This personal finance question comes from reader Gary, who recently got a surprise promotion and a 20% raise after his boss left the company. He’s married, has a 2 year old daughter that his wife is caring for full time, has a monthly mortgage payment, two monthly car payments and no consumer debt. He’s curious if he should use the salary increase to boost his standard of living or if he should pretend his income has not changed.
Congratulations! After 5 years of diligence and hard work, your company surprises you with a big promotion. Obviously, with the big increase in responsibility and the additional headaches, management also thinks you deserve a fat 20% raise! (You lucky devil!)
Compared to what you’ve been making over the last few years since joining the company, you’re going to see a fairly generous boost to your (disposable?) income.

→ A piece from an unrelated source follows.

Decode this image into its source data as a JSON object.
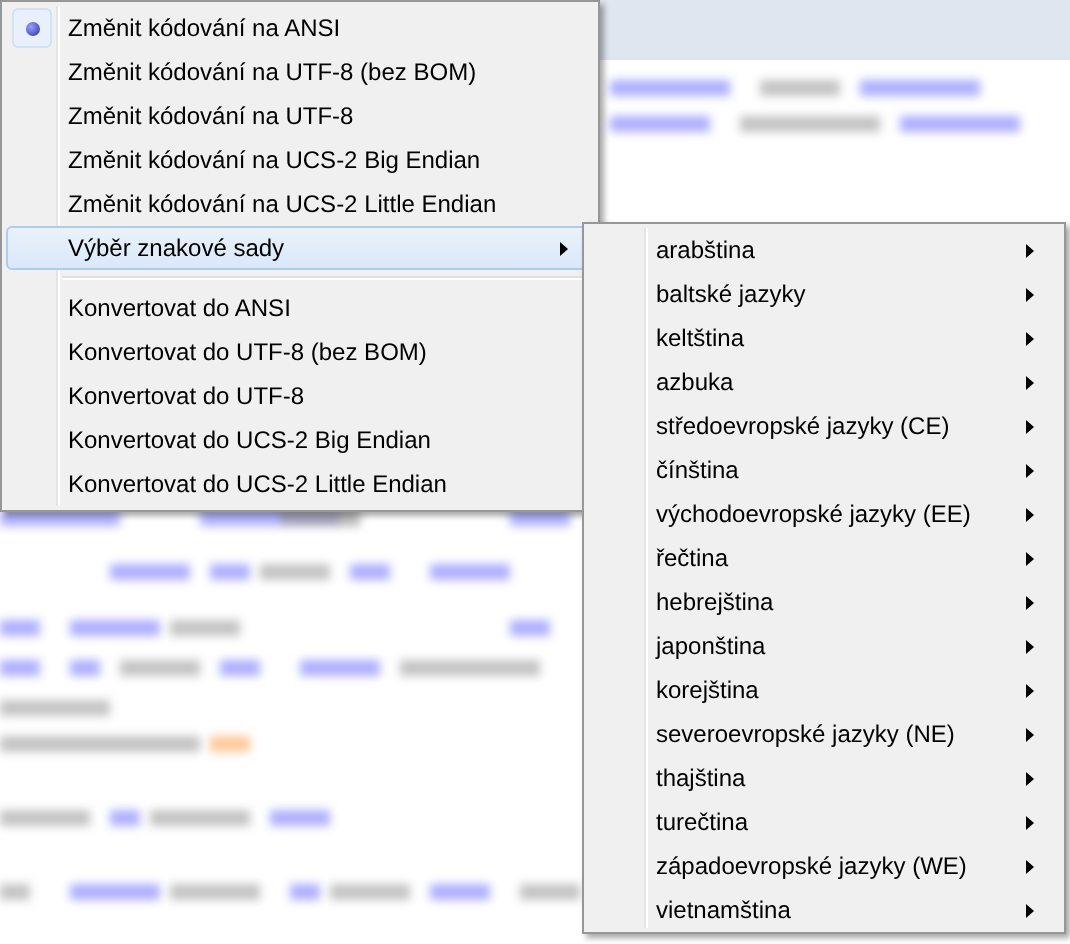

But does this mean you should buy a bigger house or buy a shiny new car?
Opinions and pre-existing debt levels will vary from person to person, but the safe play is to live as you have prior to getting a raise, act as if it never happened, and stash this money in a rewarding stocks and shares ISA.
Allow me to explain…
While you definitely deserve to spoil yourself over the short term (weekend golf trip, an out of the norm shopping trip, etc.), life altering events like these offer a great opportunity to raise your standard of living, or take the opportunity to strengthen your financial foundation for you and your family.
Here’s some supporting evidence for ignoring your raise:
If you don’t buy this argument of ignoring your raise, you’re probably thinking… sure, this all sounds great, but is it really possible or just fantasy land gibberish?
I would argue that it’s definitely realistic because I did it. I implemented this technique after job hopping four years in a row and each time I’d get a bump in salary by switching jobs, I’d funnel the additional income into a savings account or somehow put that money to work. So even though I was making far more than when I first entered the job market, I took pride in knowing that I was still living on a first year, fresh out of grad school salary.
In the end, the trick is to know the difference between buying the things you want vs. buying things you need. Anyone can justify and self-validate the need to buy stuff, but once you realize that you can modify your spending behaviors and that you might not need every little thing you want to buy, you’ll probably find yourself right path to saving a substantial portion of your disposable income.
Alternatively, if you find yourself in a similar position with your career, but you haven’t been as steadfast in your fiscal responsibilities, then you should consider using these funds to right the ship. If you’re over-leveraged and barely keeping your head above water, then by all means, use this extra income as a means of stabilizing your monthly budget. If you have a significant amount of consumer debt, then use these funds to aggressively pay down your debts using the debt avalanche method starting with your highest interest rate debt first.
Got any additional advice for Gary?
Overall, I think Gary is in pretty good shape since he’s thinking so far ahead and has the foresight to ask questions what to do about his additional income.
My advice would be to create an emergency fund totaling 6 months living expenses (better safe than sorry), then begin to aggressively pay down your auto loans. Also, if you haven’t done so, you should consider maxing out your 401k contributions to get 100% of your employer’s retirement fund match, max out your Roth IRA (for you and your wife), and create a 529 fund for your baby girl. After all, she’s one of the big reasons you’re busting your hump everyday!